Help students practice identifying and thinking of antonyms with this thought-provoking worksheet.
Opposites attract, they say.
This is why, if you’re going to talk about synonyms with your students, our antonyms practice worksheet is your next step for building budding wordsmiths.
Understanding opposites boosts vocabulary skills and helps your learners become better at describing things in their world. Studying antonyms also challenges students to recognize the importance of word selection in sentences to convey the right meaning, encouraging students to access their critical thinking skills.
How to Use This Worksheet with Your Students
This opposite words worksheet would best be used as independent practice. But it can also be done as a class or as a reading center activity. (See below for ideas.). It could also be a fun way for students to compare antonyms and see what they come up with at the end.
An answer key is provided for the first section, but answers will vary for the second one.
Additional Activities to Get Kids Thinking in Opposites
This isn’t any old worksheet! We’ve got more ideas for how to turn this fun antonym exercise into more activities for independent practice and group learning:
Antonym Brain Buster
As a small group or full class, challenge your students to think of as many additional words as possible to the antonyms at the top of the page. Say each word out loud, one at a time, and talk about the definition. Then, give the students 30 seconds (you keep time) to think of as many antonyms for that word as they can. When the time is up, you can call on students to give you some examples of words they came up with, and even let them compare their answers to see if there are any matching words amongst classmates.
Using your smartboard or another projection device, present the entire sheet so that your students can see both the sentences and the antonym choices at the top of the page. Work through the sentences together as a whole class. When you get the correct word, write it on the line for students to see.
When you get to the bottom section, use the game above to come up with as many antonyms as you can for the underlined words.
Get out your scissors (or use our Editable Exit Tickets) to create a quick assessment of how each of your students is feeling about the day’s antonyms lesson. You can use either the first or second sections to cut each row into strips. Then, hand each student one question they’ll answer on their own to determine how comfortable they are with the content.
How to Extend This Activity or Bring Others up to Speed
Got fast finishers? Students who finish this opposites worksheet early can be asked to create their own pairs of antonyms on the backside of the paper. You can also request they write a silly paragraph swapping in the words that mean the opposite of what they want to say. Brave students may enjoy reading their paragraphs out loud to the class and letting the group decide by their giggles.
You can support students who are struggling to understand the concept by using this activity with a small group.

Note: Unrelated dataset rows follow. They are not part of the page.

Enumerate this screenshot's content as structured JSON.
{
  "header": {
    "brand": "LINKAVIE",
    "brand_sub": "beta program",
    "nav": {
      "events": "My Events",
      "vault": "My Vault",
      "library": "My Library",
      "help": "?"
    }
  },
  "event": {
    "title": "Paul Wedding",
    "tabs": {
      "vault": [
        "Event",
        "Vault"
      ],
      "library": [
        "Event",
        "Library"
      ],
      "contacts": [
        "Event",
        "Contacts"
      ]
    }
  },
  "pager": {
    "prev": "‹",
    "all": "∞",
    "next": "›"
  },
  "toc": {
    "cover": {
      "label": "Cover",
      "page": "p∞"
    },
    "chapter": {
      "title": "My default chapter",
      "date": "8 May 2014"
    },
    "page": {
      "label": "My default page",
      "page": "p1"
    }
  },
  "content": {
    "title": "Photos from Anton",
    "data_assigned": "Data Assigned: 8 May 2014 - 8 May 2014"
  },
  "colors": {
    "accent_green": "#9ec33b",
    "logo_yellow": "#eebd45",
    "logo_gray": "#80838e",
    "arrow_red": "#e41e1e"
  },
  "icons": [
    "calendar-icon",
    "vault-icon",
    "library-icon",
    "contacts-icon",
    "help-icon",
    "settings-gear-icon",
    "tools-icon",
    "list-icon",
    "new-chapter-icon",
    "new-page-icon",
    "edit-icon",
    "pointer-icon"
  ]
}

Additionally, we recommend adding your own words to the bottom section of the worksheet to give students a clearer choice of words to select just as they will in the top section.
Preparing This Resource for Your Students
Because this download includes the answer sheet, we recommend printing one copy of the entire file first. Then, make photocopies of the blank worksheets for students to fill out on their own.
Before You Download
Use the drop-down menu to choose between the PDF or Google Slides version. An answer key is included in the download.
This resource was created by Kelli Goffredi, a teacher in Texas and a Teach Starter Collaborator.
Wait! Don’t go anywhere until you browse additional activities and resources for teaching antonyms: